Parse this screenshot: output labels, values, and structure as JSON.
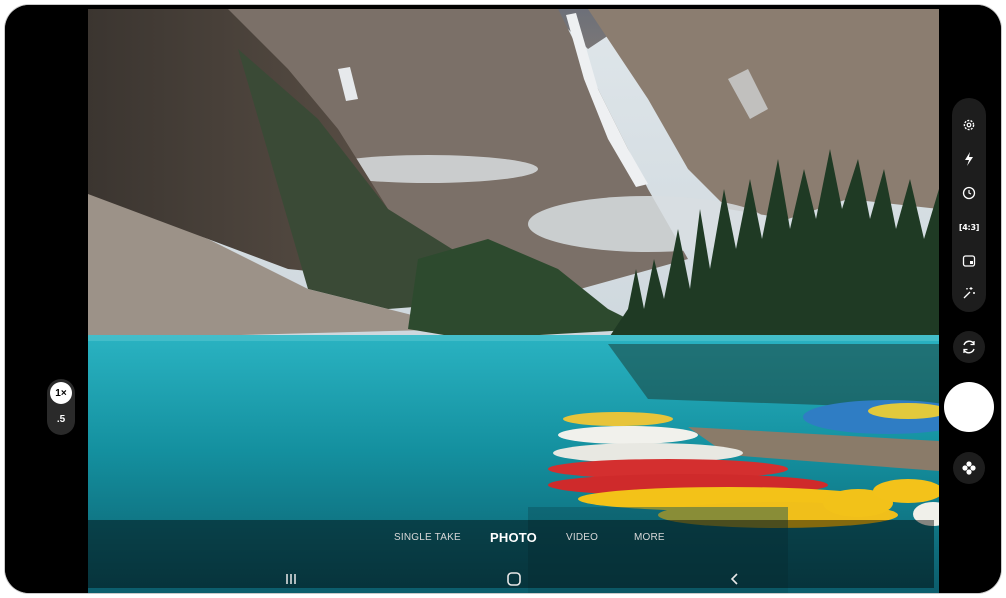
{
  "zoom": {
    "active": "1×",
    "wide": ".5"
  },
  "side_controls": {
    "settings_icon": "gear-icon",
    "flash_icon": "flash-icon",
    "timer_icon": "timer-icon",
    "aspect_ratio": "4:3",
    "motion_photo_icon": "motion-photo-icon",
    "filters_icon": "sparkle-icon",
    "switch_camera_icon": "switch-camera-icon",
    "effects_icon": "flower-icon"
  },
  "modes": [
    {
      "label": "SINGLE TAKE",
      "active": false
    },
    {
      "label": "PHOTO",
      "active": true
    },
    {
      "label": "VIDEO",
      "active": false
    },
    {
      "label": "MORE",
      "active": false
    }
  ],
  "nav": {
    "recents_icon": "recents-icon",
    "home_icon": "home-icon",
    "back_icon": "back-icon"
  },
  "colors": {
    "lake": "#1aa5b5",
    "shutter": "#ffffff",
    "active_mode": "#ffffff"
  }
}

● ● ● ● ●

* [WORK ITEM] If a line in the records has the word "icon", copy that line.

* [YOUR RESPONSE]
    "settings_icon": "gear-icon",
    "flash_icon": "flash-icon",
    "timer_icon": "timer-icon",
    "motion_photo_icon": "motion-photo-icon",
    "filters_icon": "sparkle-icon",
    "switch_camera_icon": "switch-camera-icon",
    "effects_icon": "flower-icon"
    "recents_icon": "recents-icon",
    "home_icon": "home-icon",
    "back_icon": "back-icon"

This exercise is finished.